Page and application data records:
────────────────────────────────────────
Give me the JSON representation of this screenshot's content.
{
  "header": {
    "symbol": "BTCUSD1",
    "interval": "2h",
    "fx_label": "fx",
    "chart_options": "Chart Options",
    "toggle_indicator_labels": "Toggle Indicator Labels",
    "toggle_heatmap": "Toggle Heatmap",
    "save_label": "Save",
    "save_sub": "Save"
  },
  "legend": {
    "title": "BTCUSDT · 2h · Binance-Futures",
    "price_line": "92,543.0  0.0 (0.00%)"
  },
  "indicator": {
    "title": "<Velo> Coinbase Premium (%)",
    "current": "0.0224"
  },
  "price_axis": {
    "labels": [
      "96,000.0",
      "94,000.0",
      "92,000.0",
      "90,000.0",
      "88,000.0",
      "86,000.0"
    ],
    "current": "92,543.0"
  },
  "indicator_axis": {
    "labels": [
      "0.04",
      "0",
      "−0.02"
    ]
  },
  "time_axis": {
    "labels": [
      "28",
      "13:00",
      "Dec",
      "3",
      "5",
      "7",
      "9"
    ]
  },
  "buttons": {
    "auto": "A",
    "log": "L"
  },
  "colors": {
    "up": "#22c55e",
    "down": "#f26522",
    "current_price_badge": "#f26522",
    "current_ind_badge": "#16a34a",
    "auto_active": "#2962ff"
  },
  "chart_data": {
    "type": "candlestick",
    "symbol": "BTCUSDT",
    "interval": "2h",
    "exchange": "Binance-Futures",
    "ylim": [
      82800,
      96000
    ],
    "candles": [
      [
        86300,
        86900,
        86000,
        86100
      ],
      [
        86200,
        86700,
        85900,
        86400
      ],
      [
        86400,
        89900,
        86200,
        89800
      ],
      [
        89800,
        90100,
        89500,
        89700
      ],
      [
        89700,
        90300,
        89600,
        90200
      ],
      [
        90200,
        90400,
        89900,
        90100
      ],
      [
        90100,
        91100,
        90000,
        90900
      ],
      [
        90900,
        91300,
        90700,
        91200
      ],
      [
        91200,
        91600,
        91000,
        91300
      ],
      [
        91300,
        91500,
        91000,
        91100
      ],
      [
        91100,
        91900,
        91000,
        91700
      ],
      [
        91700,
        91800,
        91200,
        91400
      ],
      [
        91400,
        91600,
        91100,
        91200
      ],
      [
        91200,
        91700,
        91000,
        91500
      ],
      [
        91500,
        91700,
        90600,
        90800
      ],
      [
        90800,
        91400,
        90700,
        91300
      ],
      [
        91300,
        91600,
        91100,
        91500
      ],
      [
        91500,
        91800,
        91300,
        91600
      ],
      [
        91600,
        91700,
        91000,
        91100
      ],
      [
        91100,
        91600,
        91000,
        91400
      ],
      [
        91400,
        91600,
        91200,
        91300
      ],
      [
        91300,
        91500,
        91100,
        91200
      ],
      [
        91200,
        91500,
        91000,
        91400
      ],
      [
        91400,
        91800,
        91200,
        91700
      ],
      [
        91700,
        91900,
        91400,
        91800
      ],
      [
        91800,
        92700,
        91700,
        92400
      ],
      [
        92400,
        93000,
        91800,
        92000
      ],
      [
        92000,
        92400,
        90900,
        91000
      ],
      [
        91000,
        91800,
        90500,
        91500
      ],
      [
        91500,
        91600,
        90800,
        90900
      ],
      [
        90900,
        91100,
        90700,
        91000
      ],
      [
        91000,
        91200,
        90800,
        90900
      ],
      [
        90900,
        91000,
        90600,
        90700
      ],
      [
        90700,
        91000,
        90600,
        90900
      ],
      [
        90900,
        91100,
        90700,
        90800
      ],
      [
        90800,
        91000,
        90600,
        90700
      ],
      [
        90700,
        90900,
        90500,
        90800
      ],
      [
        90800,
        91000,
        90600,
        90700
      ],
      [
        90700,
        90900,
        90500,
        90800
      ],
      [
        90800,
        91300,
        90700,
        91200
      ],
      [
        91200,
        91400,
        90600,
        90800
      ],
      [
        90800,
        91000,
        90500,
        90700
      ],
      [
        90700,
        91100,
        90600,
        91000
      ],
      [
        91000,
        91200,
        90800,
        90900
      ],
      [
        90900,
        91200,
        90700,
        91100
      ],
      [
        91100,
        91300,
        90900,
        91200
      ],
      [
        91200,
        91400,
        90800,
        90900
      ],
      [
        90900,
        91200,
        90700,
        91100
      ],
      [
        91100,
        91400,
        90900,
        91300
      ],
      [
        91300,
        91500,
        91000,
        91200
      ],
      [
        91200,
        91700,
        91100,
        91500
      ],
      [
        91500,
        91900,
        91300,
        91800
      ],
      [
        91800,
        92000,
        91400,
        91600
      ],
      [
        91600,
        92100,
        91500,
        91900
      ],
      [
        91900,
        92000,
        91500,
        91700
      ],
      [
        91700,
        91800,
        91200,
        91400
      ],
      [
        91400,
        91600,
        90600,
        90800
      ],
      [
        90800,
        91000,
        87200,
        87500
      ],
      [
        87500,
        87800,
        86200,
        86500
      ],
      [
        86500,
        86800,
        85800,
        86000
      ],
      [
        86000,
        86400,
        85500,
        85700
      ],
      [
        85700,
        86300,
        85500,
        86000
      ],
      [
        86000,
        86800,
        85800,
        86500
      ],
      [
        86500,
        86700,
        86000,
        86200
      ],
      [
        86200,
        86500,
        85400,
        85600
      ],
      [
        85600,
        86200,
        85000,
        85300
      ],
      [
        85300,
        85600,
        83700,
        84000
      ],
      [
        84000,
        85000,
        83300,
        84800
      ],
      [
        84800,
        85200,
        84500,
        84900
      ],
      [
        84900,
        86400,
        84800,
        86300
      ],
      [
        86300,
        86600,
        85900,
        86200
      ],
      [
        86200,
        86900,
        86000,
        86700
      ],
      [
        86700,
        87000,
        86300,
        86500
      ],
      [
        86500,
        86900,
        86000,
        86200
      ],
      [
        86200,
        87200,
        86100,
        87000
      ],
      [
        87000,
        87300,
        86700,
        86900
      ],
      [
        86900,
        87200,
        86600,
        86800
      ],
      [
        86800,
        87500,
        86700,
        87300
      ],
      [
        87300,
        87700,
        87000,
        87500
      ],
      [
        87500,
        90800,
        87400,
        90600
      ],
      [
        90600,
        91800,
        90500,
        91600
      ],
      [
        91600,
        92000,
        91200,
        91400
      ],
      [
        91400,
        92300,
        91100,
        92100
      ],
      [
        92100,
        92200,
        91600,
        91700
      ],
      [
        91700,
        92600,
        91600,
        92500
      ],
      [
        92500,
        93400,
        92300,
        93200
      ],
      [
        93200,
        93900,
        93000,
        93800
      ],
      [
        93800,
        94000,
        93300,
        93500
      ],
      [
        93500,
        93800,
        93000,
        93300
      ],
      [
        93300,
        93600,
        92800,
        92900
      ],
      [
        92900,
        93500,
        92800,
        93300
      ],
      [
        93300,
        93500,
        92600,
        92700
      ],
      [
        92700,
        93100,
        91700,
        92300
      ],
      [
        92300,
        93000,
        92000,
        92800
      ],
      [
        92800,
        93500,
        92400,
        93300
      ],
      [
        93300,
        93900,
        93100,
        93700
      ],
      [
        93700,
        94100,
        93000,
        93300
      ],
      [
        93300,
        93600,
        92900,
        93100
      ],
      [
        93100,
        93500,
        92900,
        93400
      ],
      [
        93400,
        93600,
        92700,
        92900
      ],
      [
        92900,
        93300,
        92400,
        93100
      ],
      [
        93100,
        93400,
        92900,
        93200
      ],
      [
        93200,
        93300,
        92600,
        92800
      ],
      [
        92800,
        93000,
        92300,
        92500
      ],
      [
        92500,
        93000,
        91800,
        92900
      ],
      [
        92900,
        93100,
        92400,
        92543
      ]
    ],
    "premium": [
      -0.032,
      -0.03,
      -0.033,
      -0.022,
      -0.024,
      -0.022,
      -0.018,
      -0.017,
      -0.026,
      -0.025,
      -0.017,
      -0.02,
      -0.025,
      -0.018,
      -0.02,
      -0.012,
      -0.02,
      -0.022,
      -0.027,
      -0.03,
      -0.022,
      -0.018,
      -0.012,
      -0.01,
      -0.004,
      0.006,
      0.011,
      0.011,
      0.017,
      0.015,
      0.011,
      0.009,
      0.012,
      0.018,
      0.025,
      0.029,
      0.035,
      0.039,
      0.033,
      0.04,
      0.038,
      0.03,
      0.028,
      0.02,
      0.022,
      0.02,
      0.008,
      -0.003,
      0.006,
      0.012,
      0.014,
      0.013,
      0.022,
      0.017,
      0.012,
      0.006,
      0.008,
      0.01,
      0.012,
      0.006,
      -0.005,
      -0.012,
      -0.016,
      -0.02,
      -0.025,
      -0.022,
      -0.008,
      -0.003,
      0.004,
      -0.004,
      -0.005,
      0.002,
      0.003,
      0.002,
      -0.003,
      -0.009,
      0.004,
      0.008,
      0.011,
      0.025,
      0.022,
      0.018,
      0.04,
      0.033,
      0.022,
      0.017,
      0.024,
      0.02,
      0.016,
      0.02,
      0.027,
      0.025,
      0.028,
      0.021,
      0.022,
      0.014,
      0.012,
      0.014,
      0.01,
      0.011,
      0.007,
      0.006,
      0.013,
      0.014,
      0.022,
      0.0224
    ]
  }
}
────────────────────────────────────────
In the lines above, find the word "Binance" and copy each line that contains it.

    "title": "BTCUSDT · 2h · Binance-Futures",
    "exchange": "Binance-Futures",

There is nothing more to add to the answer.